With the water levels receding, wildlife is drawn to the remaining pools, offering visitors a front-row seat to the symphony of nature. However, the wet season, from May to November, unveils a unique beauty, as the land is transformed by rain, the chorus of thunderstorms, and the dance of lightning.
What to pack
Embarking on an adventure to the Everglades is like stepping into a world where time stands still, and nature reigns supreme. To fully embrace this experience, it’s essential to pack wisely.
Bring lightweight, breathable clothing, and don’t forget to include long sleeves and pants to protect against both the sun’s fierce rays and the ever-present mosquitoes.
A trusty hat and sunglasses will shield your eyes from the sun’s glare, while sturdy shoes will keep your feet firmly planted on the ground. Finally, arm yourself with a reusable water bottle, sunscreen, and insect repellent, and you’ll be ready to conquer the wild beauty of the Everglades.
How to get to Everglades National Park?
Everglades National Park spans across 1.5 million acres of South Florida, encompassing a variety of ecosystems and offering diverse experiences for visitors. To help you plan your visit, let’s explore the various entrances and options for getting to this captivating natural wonder.
Main Entrance (Ernest F. Coe Visitor Center) – Homestead

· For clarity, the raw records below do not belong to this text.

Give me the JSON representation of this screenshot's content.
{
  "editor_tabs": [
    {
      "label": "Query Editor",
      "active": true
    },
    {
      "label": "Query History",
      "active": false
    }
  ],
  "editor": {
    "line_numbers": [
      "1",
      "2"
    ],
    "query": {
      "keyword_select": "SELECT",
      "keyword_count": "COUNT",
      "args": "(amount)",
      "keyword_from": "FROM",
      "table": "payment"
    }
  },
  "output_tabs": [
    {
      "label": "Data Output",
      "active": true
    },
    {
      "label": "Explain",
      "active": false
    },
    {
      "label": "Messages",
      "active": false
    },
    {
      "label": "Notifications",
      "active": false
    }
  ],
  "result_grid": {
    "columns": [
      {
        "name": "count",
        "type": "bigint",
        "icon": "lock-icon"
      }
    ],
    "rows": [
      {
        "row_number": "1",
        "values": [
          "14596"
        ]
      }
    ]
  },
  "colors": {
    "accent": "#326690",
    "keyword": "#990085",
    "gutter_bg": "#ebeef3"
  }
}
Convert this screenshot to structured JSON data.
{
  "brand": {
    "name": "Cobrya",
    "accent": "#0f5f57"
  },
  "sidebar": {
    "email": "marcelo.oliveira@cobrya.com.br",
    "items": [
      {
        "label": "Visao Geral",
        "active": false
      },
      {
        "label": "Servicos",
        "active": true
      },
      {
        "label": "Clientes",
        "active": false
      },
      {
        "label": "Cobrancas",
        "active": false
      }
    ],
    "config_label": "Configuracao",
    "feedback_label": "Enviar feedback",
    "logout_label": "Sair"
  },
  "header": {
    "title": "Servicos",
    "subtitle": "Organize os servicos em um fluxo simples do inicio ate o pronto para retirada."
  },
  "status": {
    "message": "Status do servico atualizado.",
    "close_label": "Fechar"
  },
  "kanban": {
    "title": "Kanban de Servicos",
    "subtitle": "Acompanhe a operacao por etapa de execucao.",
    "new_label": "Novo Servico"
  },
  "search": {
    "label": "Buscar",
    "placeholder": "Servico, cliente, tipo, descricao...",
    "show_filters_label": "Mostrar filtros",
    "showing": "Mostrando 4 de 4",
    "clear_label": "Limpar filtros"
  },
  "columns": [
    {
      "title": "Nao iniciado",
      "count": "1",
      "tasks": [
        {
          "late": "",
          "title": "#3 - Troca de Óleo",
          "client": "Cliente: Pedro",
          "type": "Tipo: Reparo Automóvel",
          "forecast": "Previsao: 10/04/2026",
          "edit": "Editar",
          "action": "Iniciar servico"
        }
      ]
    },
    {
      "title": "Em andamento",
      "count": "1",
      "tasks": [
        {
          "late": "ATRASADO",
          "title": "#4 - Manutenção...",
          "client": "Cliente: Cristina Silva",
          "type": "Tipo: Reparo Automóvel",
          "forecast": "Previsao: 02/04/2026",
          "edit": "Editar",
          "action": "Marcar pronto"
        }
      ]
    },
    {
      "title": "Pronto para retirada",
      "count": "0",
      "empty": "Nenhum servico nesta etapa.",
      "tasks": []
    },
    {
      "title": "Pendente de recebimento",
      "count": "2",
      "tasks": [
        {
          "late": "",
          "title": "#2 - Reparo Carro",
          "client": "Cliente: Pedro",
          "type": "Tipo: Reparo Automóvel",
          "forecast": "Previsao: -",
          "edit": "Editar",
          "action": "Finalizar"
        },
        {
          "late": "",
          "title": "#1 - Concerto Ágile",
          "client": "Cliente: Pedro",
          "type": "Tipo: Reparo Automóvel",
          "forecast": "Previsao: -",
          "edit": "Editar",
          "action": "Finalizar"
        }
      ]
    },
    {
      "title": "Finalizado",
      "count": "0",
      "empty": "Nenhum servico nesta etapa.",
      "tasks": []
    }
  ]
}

The main entrance to Everglades National Park is located near the city of Homestead, approximately 45 minutes southwest of Miami. To reach this entrance, take the Florida Turnpike (Route 821) south until it merges with US 1 at Florida City. Turn right at the first traffic light onto Palm Drive (State Road 9336/SW 344th St) and follow the signs to the park entrance.
Flamingo Visitor Center – Flamingo
The Flamingo Visitor Center is located at the end of the main park road (State Road 9336) in Flamingo, approximately 38 miles from the main entrance near Homestead. This visitor center offers information, exhibits, camping facilities, and access to boat tours and rentals. The Flamingo area is a popular destination for wildlife watching, fishing, and exploring the park’s coastal ecosystems.
Shark Valley Visitor Center – Miami
Shark Valley is located on the Tamiami Trail (US Highway 41), about 30 miles west of Miami. The Shark Valley Visitor Center provides information, exhibits, and access to the popular 15-mile Shark Valley Loop, where you can hike, bike, or take a tram tour to observe the park’s abundant wildlife.
Gulf Coast Visitor Center – Everglades City
The Gulf Coast Visitor Center is situated in Everglades City, about 75 miles west of Miami and 85 miles south of Naples. This entrance provides access to the Ten Thousand Islands, a vast network of mangrove islets and waterways. The Gulf Coast area is popular for boating, kayaking, canoeing, and wildlife watching.
Everglades National Park is a remarkable destination, offering a unique combination of diverse ecosystems, abundant wildlife, and various recreational activities.
From the exhilarating airboat tours to serene kayaking adventures and comfortable campgrounds, there’s something for everyone in this extraordinary park. A visit to the Everglades is a journey into a world unlike any other, leaving you with a deep appreciation for the beauty and complexity of nature.